YOUR ASSIGNMENT → Lines in the entries below where the word "this" shows up should each be copied.

RECORDS →
▶
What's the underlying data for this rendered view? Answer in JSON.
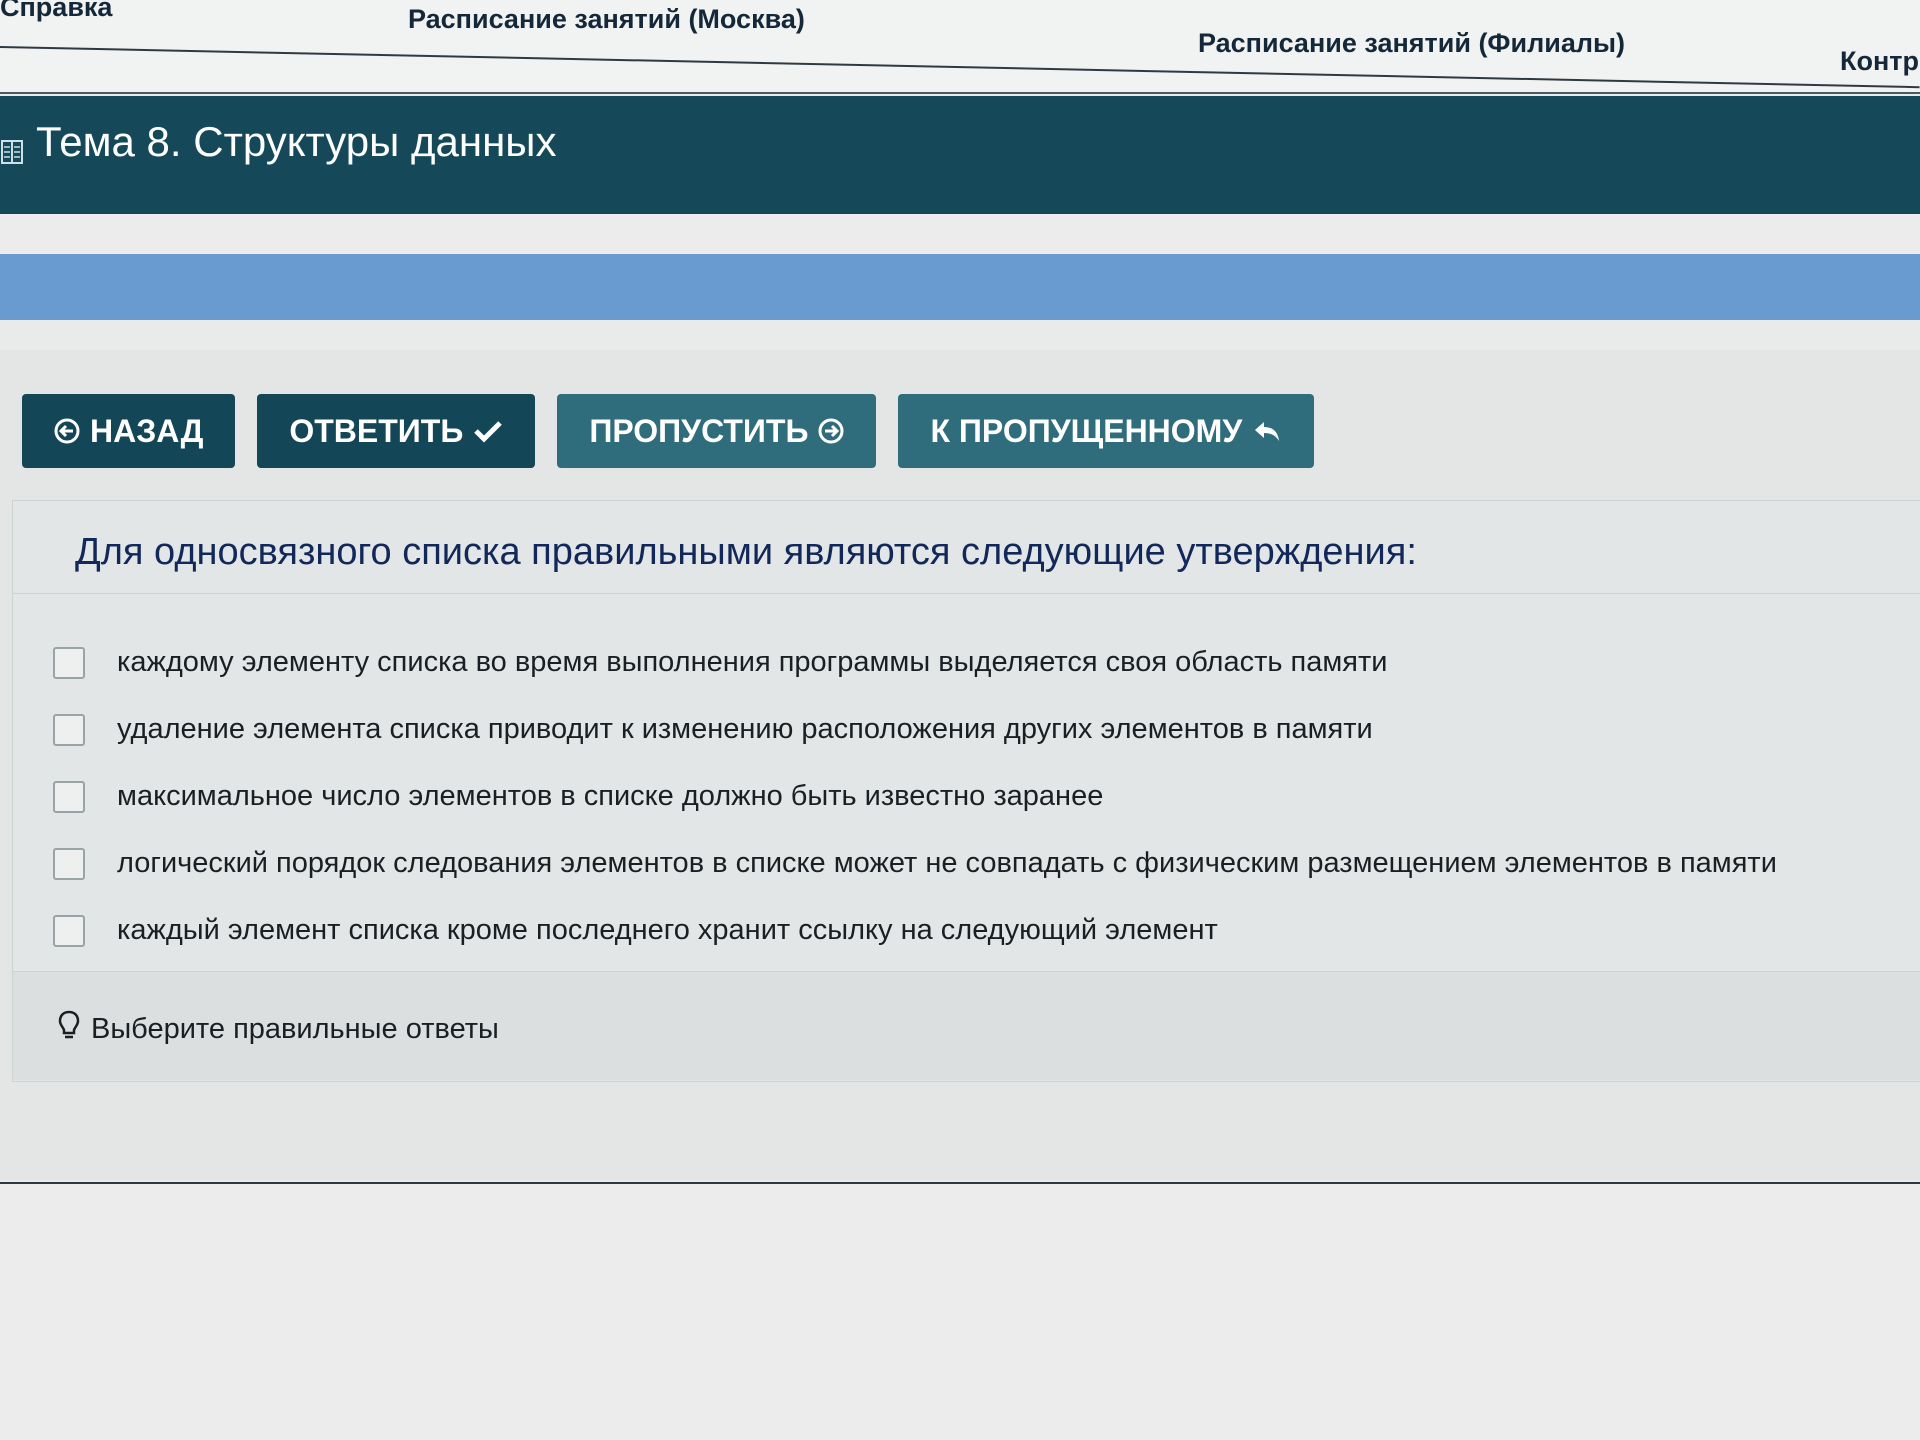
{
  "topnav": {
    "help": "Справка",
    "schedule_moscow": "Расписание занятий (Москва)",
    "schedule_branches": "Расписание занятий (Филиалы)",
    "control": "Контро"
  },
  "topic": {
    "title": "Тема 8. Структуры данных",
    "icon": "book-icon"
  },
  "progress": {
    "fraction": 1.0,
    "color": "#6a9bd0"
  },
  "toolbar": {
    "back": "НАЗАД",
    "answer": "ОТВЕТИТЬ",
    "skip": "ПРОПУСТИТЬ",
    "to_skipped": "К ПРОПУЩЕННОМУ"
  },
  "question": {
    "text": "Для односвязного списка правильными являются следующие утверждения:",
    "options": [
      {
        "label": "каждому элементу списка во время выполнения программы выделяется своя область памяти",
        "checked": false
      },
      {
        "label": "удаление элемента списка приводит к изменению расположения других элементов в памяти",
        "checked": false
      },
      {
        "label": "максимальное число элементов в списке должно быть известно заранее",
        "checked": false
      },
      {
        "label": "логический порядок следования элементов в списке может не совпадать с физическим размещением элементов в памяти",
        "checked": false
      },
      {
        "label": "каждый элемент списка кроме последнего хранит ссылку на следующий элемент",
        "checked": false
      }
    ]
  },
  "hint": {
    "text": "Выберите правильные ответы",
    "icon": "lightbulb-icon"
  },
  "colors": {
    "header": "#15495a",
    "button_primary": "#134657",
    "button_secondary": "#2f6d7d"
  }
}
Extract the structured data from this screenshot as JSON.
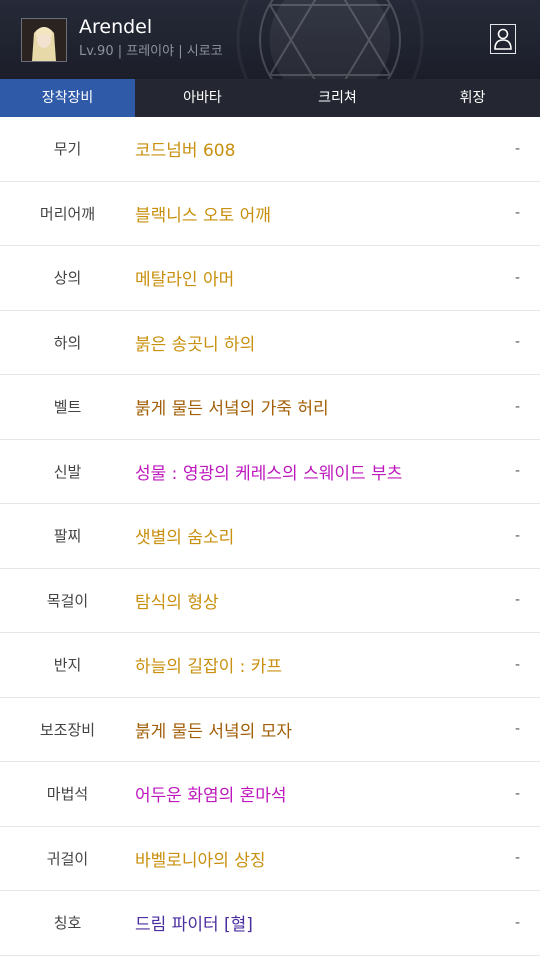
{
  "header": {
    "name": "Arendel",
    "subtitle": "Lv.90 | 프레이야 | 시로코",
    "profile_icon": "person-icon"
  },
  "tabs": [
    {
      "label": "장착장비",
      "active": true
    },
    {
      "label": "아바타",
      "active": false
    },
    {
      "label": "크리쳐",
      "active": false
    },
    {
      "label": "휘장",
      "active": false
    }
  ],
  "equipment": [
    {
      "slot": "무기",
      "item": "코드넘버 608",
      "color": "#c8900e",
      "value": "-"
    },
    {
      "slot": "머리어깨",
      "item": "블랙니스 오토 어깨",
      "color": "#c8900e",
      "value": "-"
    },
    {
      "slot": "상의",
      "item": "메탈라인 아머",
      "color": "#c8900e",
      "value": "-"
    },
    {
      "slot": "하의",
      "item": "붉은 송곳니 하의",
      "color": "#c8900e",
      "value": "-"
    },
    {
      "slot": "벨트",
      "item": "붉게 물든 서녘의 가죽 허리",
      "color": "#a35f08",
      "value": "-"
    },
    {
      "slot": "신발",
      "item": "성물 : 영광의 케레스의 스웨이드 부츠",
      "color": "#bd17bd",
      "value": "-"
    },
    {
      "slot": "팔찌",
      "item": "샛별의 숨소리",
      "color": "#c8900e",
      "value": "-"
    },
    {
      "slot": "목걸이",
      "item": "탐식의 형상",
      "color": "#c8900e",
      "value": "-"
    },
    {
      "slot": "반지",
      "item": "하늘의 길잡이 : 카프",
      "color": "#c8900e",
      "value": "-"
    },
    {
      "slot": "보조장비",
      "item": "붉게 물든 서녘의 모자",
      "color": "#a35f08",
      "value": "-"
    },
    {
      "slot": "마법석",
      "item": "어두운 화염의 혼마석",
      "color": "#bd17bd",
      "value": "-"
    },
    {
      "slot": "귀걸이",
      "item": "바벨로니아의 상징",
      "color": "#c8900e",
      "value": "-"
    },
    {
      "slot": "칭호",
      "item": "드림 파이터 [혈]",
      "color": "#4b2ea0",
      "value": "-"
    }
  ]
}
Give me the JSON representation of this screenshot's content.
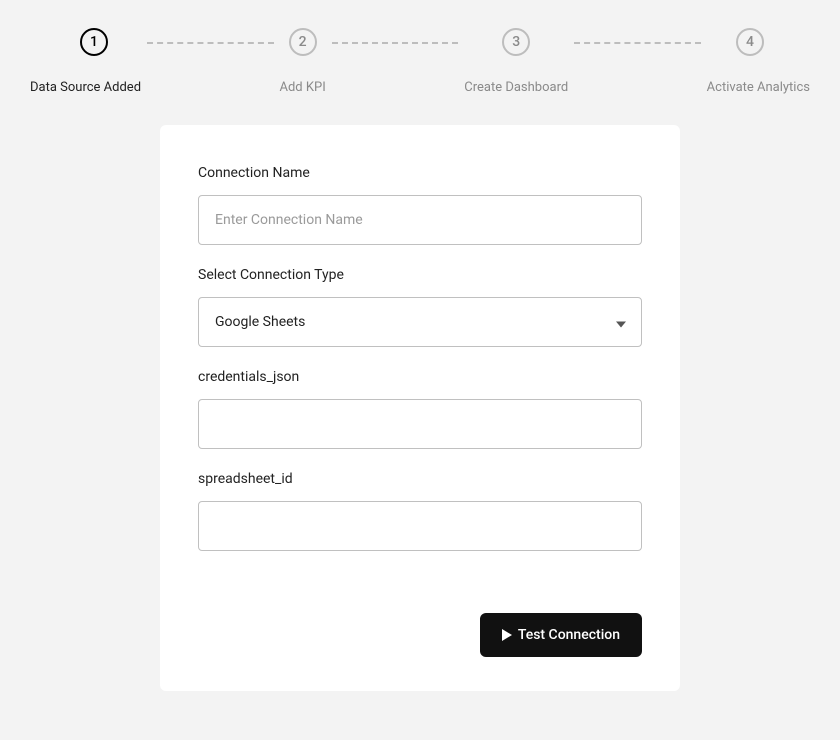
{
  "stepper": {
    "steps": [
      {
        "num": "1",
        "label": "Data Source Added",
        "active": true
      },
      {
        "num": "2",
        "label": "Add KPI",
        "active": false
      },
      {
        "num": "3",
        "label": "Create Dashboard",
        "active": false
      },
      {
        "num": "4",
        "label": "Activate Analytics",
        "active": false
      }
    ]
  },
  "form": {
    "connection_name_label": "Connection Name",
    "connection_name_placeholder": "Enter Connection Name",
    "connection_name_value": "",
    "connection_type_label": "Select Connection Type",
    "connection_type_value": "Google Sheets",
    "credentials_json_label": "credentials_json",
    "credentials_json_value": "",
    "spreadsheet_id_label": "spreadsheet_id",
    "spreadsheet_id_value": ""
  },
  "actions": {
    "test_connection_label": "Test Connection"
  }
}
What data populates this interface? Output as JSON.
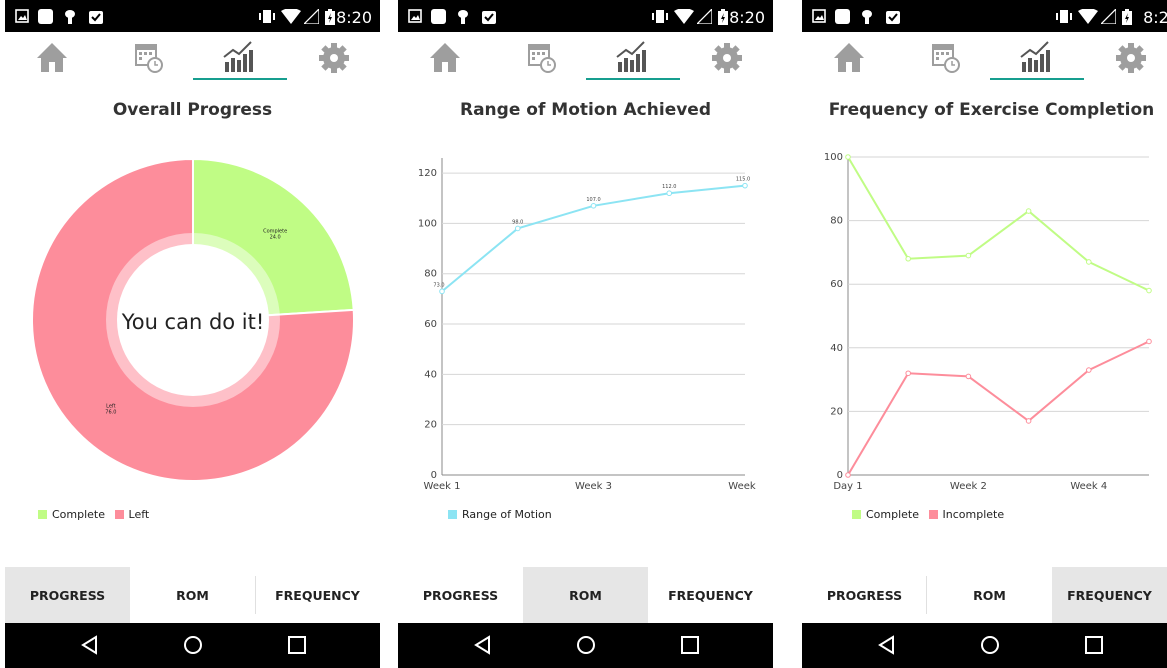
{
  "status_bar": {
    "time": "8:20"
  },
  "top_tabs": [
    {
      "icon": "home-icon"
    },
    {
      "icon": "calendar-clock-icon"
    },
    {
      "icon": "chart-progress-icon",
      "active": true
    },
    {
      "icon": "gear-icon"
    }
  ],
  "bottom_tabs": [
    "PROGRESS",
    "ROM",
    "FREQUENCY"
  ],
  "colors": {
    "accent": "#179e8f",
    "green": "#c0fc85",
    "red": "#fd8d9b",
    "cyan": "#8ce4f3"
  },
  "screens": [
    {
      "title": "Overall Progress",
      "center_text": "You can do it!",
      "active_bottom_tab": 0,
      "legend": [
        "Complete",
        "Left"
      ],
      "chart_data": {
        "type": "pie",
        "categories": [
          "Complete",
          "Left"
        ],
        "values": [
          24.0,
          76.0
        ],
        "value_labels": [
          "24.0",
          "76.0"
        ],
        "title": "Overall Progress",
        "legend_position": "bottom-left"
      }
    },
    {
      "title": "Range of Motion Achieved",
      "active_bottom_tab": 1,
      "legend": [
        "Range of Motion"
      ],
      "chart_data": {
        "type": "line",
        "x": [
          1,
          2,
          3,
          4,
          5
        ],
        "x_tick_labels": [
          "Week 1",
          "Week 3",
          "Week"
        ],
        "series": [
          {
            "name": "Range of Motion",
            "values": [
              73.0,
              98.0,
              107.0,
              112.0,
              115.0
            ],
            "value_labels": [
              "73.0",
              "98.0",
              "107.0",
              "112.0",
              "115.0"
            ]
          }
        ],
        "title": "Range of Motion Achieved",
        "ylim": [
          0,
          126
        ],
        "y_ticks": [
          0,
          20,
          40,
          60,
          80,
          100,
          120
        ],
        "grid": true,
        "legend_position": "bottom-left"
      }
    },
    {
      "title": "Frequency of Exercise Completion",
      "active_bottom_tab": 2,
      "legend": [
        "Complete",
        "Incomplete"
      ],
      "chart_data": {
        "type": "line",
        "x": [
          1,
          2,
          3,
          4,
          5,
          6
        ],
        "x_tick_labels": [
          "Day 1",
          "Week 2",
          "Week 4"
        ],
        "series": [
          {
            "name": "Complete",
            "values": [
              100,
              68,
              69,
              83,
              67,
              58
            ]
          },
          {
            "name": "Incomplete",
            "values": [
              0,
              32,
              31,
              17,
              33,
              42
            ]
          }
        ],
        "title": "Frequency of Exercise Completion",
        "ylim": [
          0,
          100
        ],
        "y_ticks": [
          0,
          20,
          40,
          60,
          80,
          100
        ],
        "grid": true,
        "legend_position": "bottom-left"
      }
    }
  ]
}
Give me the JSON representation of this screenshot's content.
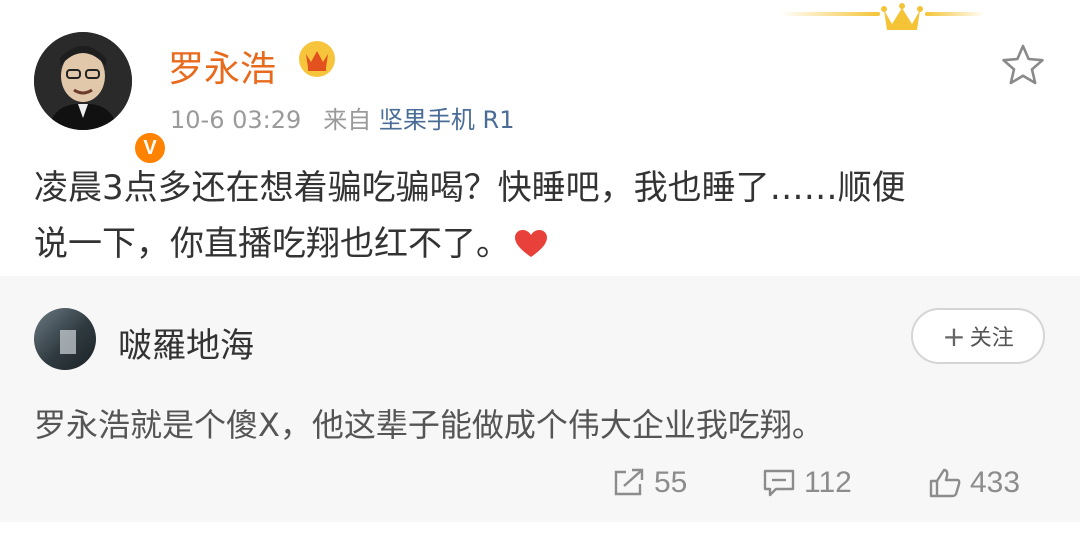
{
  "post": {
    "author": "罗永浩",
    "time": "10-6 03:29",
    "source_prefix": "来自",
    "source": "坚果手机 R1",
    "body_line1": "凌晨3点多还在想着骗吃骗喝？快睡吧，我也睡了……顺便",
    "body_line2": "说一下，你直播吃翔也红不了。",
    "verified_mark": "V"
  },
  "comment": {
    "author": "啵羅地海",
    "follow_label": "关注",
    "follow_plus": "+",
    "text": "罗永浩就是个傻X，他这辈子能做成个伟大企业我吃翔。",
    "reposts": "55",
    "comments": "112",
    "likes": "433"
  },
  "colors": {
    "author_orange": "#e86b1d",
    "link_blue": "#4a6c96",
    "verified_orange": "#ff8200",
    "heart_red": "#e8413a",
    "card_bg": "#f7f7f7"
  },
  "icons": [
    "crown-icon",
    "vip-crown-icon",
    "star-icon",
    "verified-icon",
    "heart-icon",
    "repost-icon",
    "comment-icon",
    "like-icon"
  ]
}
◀
WRITTEN RESPONSE →
What's the underlying data for this rendered view? Answer in JSON.
Extract the structured data from this screenshot as JSON.
Give me the JSON representation of this screenshot's content.
What data populates this interface? Output as JSON.
Give me the JSON representation of this screenshot's content.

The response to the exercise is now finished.